(Dataset rows for apps and sites)

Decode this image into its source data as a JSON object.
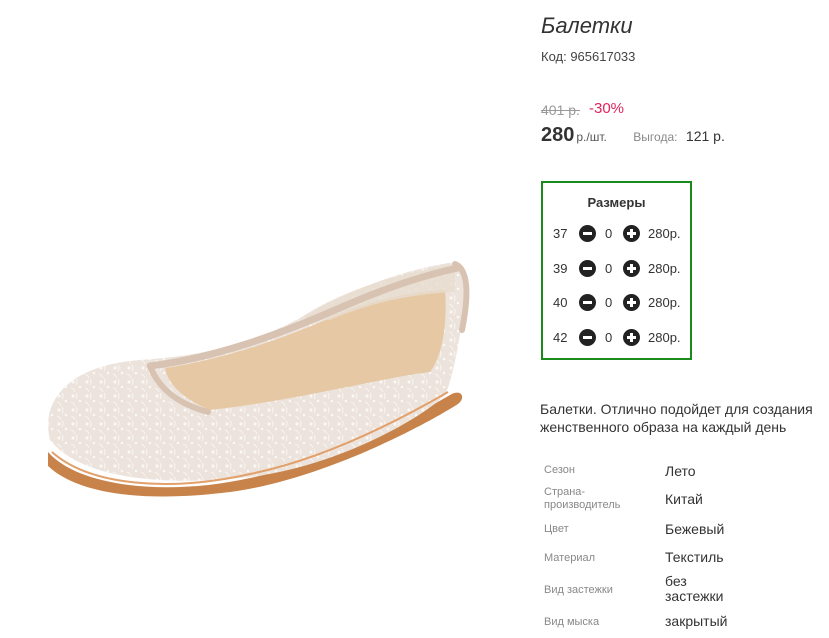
{
  "product": {
    "title": "Балетки",
    "code": "Код: 965617033",
    "old_price": "401 р.",
    "discount": "-30%",
    "price": "280",
    "price_unit": "р./шт.",
    "savings_label": "Выгода:",
    "savings_value": "121 р."
  },
  "sizes": {
    "title": "Размеры",
    "items": [
      {
        "size": "37",
        "qty": "0",
        "price": "280р."
      },
      {
        "size": "39",
        "qty": "0",
        "price": "280р."
      },
      {
        "size": "40",
        "qty": "0",
        "price": "280р."
      },
      {
        "size": "42",
        "qty": "0",
        "price": "280р."
      }
    ]
  },
  "description": "Балетки. Отлично подойдет для создания женственного образа на каждый день",
  "properties": [
    {
      "label": "Сезон",
      "value": "Лето"
    },
    {
      "label": "Страна-производитель",
      "value": "Китай"
    },
    {
      "label": "Цвет",
      "value": "Бежевый"
    },
    {
      "label": "Материал",
      "value": "Текстиль"
    },
    {
      "label": "Вид застежки",
      "value": "без застежки"
    },
    {
      "label": "Вид мыска",
      "value": "закрытый"
    }
  ],
  "colors": {
    "accent_green": "#1a8a1a",
    "discount_red": "#e0245e"
  }
}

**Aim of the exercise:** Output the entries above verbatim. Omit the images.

**Final answer:**
Decode this image into its source data as a JSON object.
{
  "product": {
    "title": "Балетки",
    "code": "Код: 965617033",
    "old_price": "401 р.",
    "discount": "-30%",
    "price": "280",
    "price_unit": "р./шт.",
    "savings_label": "Выгода:",
    "savings_value": "121 р."
  },
  "sizes": {
    "title": "Размеры",
    "items": [
      {
        "size": "37",
        "qty": "0",
        "price": "280р."
      },
      {
        "size": "39",
        "qty": "0",
        "price": "280р."
      },
      {
        "size": "40",
        "qty": "0",
        "price": "280р."
      },
      {
        "size": "42",
        "qty": "0",
        "price": "280р."
      }
    ]
  },
  "description": "Балетки. Отлично подойдет для создания женственного образа на каждый день",
  "properties": [
    {
      "label": "Сезон",
      "value": "Лето"
    },
    {
      "label": "Страна-производитель",
      "value": "Китай"
    },
    {
      "label": "Цвет",
      "value": "Бежевый"
    },
    {
      "label": "Материал",
      "value": "Текстиль"
    },
    {
      "label": "Вид застежки",
      "value": "без застежки"
    },
    {
      "label": "Вид мыска",
      "value": "закрытый"
    }
  ],
  "colors": {
    "accent_green": "#1a8a1a",
    "discount_red": "#e0245e"
  }
}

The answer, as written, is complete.